The work from the past two years spans a vast emotional range. From the profundity of Dove’s “Courage is Beautiful” to the hyper exuberance of Burberry’s “Festive,” they are opposite ends of the spectrum, but each answered a need in us.

Take note, the ascendency of gaming cannot be understated. Smart brands have embraced the channel. It makes sense, because gamers participate to meet others around the world, not just to play. And they represent a huge and powerful community. That’s why QSR Wendy’s gamified their iconic gal in RPG’s Feast of Legends.

Burger King sponsored the unknown Stevenage Football Club, transforming the team into online heroes and vaulting BK into the fray at the same time. Once again, the brand embedded itself in culture.

The birth of gaming tourism arrived when Xbox snuggled up to travel guides and created a brilliant baby: a travel guide for gaming worlds. It, too, embedded itself in culture.

From the standpoint of social good, Reporter Without Borders showed how it worked with Mindcraft for its “Uncensored Library” to bypass press censorship, with Minecraft providing a loophole to a space where young people could be educated. It provided youth with a powerful tool to fight oppression: truth.

COVID changed us in unexpected ways. We learned how to pay attention again and there was a notable lack of 30-second commercials. Instead, longer format content thrived. Apple’s WFH was seven minutes long. Entertainment reigned king, so we find ourselves returning to our advertising roots.

Seeing competitive brands form partnerships was one of this year’s other great surprises. The brilliantly simple “Beer Cap Project” by Aguila to reduce binge-drinking saw the brand reach out to competitive beers to join in. Aguila put incentivizing (keyword: free) reminders to drink water, eat food and get home safely on its bottle caps from all sorts of fast food chains, ride-share co’s and H2O brands.

On a personal level, I’m so proud of Canada again this year. Given that it was two years of work from all over the world being judged, even making the Cannes shortlist was an accomplishment. Canada is herding in the Lions in tremendous numbers – and it’s not even over. Fingers are crossed.

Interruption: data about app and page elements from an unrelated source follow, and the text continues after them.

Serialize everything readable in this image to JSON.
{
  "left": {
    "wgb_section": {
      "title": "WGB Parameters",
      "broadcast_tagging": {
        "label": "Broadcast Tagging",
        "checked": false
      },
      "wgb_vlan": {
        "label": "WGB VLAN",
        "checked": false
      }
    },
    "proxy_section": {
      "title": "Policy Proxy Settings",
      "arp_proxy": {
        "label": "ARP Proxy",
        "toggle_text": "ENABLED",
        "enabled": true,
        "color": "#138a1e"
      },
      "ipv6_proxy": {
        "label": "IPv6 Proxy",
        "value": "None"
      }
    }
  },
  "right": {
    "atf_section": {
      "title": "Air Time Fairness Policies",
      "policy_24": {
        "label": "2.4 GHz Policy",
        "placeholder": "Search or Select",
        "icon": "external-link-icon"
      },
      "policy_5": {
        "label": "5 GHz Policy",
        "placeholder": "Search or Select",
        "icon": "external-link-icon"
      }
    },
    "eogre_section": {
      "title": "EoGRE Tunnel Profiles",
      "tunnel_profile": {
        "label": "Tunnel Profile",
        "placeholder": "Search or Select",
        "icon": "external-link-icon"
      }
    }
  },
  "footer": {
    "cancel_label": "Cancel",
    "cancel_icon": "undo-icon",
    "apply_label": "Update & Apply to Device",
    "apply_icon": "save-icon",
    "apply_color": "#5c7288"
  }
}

KAREN-HOWE-PIC-higher-rez-300x263Karen Howe is a Canadian Cannes Advisory Board Member and founder of The Township Group